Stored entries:
- - -

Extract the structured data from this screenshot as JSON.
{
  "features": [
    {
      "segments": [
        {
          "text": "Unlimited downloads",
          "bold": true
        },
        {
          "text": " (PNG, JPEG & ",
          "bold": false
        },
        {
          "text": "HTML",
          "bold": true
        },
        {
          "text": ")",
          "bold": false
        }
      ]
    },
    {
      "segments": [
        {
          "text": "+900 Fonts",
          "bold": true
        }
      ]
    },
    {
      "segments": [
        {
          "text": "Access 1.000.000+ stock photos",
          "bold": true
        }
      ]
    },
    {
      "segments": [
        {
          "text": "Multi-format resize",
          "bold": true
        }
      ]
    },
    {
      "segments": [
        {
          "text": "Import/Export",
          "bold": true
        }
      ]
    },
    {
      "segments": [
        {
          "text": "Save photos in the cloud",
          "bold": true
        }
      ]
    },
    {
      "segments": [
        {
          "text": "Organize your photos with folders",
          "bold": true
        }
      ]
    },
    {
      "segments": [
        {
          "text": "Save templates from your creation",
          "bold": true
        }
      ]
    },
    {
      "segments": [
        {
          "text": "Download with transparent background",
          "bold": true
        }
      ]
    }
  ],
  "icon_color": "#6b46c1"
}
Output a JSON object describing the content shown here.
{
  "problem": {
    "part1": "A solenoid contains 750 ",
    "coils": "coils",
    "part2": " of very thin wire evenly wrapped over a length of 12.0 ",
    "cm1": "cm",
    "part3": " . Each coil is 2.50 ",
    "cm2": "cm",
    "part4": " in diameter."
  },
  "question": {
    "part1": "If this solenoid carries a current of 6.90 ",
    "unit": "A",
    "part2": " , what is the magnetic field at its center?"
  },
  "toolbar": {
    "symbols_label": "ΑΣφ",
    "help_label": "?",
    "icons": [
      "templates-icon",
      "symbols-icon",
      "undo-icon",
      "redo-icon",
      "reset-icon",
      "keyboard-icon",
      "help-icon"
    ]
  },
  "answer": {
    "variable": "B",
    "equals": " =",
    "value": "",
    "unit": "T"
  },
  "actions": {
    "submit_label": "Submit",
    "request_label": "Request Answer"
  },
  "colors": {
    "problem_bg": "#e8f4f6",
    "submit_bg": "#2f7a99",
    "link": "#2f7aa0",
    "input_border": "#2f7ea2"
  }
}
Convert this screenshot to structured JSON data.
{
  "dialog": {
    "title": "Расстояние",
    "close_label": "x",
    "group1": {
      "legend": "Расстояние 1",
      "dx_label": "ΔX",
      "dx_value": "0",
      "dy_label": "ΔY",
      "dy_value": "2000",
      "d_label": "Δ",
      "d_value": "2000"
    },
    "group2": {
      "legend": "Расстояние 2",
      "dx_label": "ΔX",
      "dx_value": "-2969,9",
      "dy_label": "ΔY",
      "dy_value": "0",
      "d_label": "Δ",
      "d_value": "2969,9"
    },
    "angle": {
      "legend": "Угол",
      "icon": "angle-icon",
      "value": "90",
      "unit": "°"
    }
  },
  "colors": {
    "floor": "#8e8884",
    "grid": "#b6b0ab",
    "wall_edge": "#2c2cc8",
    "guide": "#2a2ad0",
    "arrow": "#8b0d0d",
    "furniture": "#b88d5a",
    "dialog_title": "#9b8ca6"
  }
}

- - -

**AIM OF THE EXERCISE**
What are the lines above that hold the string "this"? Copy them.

**ANSWER**
Extract the structured data from this screenshot as JSON.
    "part1": "If this solenoid carries a current of 6.90 ",
Convert this screenshot to structured JSON data.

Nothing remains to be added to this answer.